Bang on a Can is dedicated to making music new. Founded by composers Michael Gordon, David Lang, and Julia Wolfe, who curatored the first Marathon concert in 1987 and remain co-Artistic Directors to this day, Bang on a Can has been creating an international community dedicated to innovative music, wherever it is found. With adventurous programs, it commissions new composers; performs, presents, and records new work; develops new audiences; and educates the musicians of the future. “Bang on a Can plays “a central role in fostering a new kind of audience that doesn’t concern itself with boundaries. If music is made with originality and integrity, these listeners will come” (The New York Times). Current projects include the annual Bang on a Can Marathon; The People’s Commissioning Fund, a membership program to commission emerging composers; the Bang on a Can All-Stars, who tour to major festivals and concert venues around the world; the Bang on a Can Summer Music Festival at MASS MoCA, a professional development program for young musicians; Asphalt Orchestra, Bang on a Can’s extreme street band; and Found Sound Nation, a musical outreach program partnering with the U.S. State Department to create OneBeat, a program that bridges the gulf between young American musicians and young musicians from developing countries. For more information, visit www.bangonacan.org.
About the Jewish Museum
Located on Museum Mile at Fifth Avenue and 92nd Street, the Jewish Museum is one of the world’s preeminent institutions devoted to exploring art and Jewish culture from ancient to contemporary, offering intellectually engaging, educational, and provocative exhibitions and programs for people of all ages and backgrounds.
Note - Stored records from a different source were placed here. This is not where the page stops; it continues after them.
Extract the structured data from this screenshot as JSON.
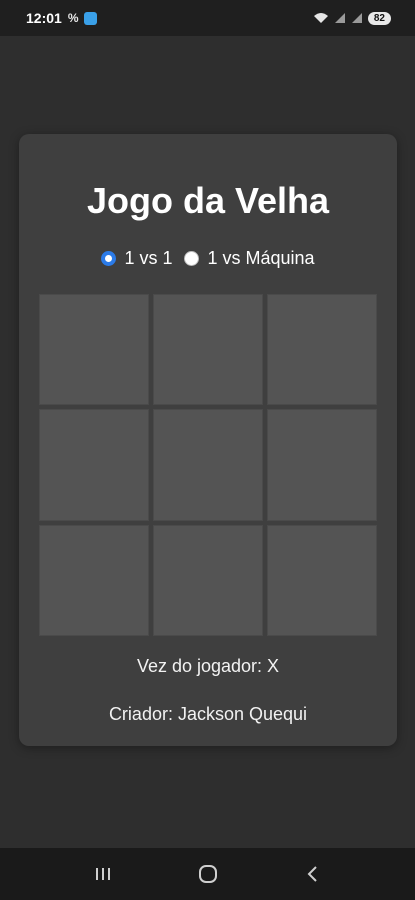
{
  "status_bar": {
    "time": "12:01",
    "signal_label": "%",
    "battery": "82"
  },
  "game": {
    "title": "Jogo da Velha",
    "modes": [
      {
        "label": "1 vs 1",
        "selected": true
      },
      {
        "label": "1 vs Máquina",
        "selected": false
      }
    ],
    "board": [
      "",
      "",
      "",
      "",
      "",
      "",
      "",
      "",
      ""
    ],
    "turn_text": "Vez do jogador: X",
    "creator_text": "Criador: Jackson Quequi"
  },
  "nav": {
    "icons": [
      "recent-apps-icon",
      "home-icon",
      "back-icon"
    ]
  },
  "colors": {
    "background": "#2e2e2e",
    "card": "#3f3f3f",
    "cell": "#545454",
    "radio_accent": "#2b7be8"
  }
}
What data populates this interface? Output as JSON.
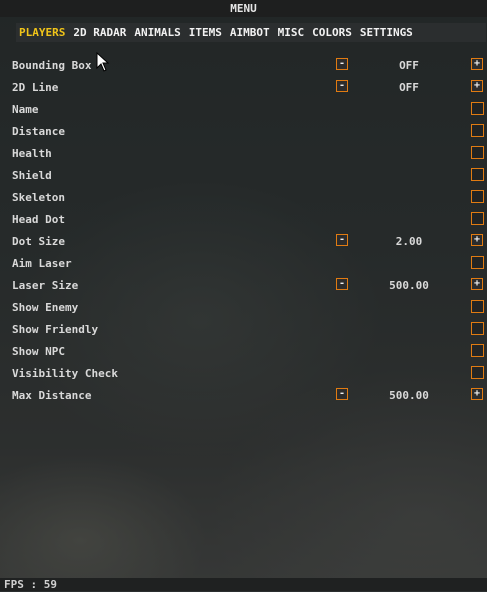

The Museum was established in 1904, when Judge Mayer Sulzberger donated 26 ceremonial objects to The Jewish Theological Seminary as the core of a museum collection. Today, the Museum maintains a collection of over 30,000 works of art, artifacts, and broadcast media reflecting global Jewish identity, and presents a diverse schedule of internationally acclaimed temporary exhibitions.
The Jewish Museum is located at 1109 Fifth Avenue at 92nd Street, New York City. Museum hours are Saturday, Sunday, Monday, and Tuesday, 11am to 5:45pm; Thursday, 11am to 8pm; and Friday, 11am to 4pm. Museum admission is $15.00 for adults, $12.00 for senior citizens, $7.50 for students, free for visitors 18 and under and Jewish Museum members. Admission is Pay What You Wish on Thursdays from 5pm to 8pm and free on Saturdays. For information on the Jewish Museum, the public may call 212.423.3200 or visit the website at www.thejewishmuseum.org.